@StvWinter: Harking back to #dnd B/X. 1H wpns did 1d6, 2H did 1d8. A dwarf got no + for using ax, no - for using sword. Clean.
I started to look at the B/X weapons similar to my previous look at the Labyrinth Lord weapons. I decided, though, to make a flow chart to help players choose a weapon. I didn’t finish. It seemed much too complex. And backwards.
I want weapon choice to be 90% roleplaying and 10% weapon stats. Sure, there advantages and disadvantages between a sword, a mace, an axe, and warhammer. But those differences are more subtle than the D&D combat system.
On the other hand, I don’t want it to be too abstract either. There should, e.g., be some mechanical trade-off to choosing a two-handed weapon. I also don’t want weapons to feel too different from what I know about real medieval weapons. And I want a weapon’s price to reflect its value in the game.
Generic weapons—where the player “buys” the stats and provides their own description—also helps represent the great variety of weapons. Not only different types of weapons, but the variations within a type.
I looked at the weapons in Lamenations of the Flame Princess Weird Fantasy Role-playing. I like its choices a lot, but decided to tweak some things differently.
I should probably touch on variable damage by weapon. I’ve been a big fan of the B/X (by the book) standard d6 for all weapons. I also believe that—all other things being equal—the longer weapon has the advantage. So, I kept looking at different ways to model that. Then I realized that B/X’s optional (but de facto standard) variable damage by weapon does that just fine. After all, “damage” in D&D is abstract. A bigger damage die just represents some abstract advantage.
I still like the idea of variable damage by class or a damage cap by class, but I think the variable hit die by class handles class differences enough.

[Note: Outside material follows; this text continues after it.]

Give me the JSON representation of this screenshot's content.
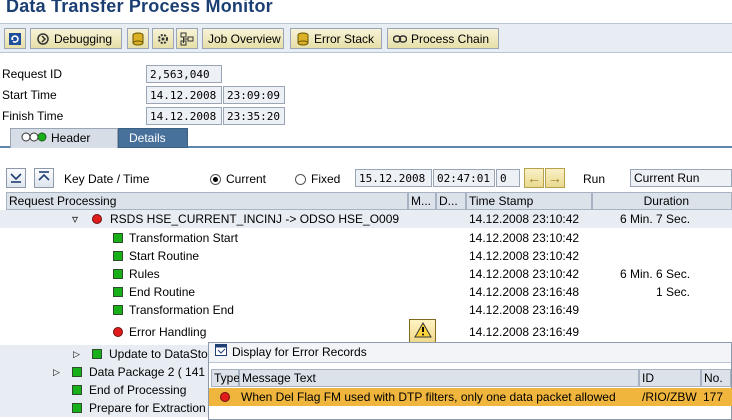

So, I didn’t end up with anything quite as simple and clean as Steve’s summary, but we’ll see how it goes.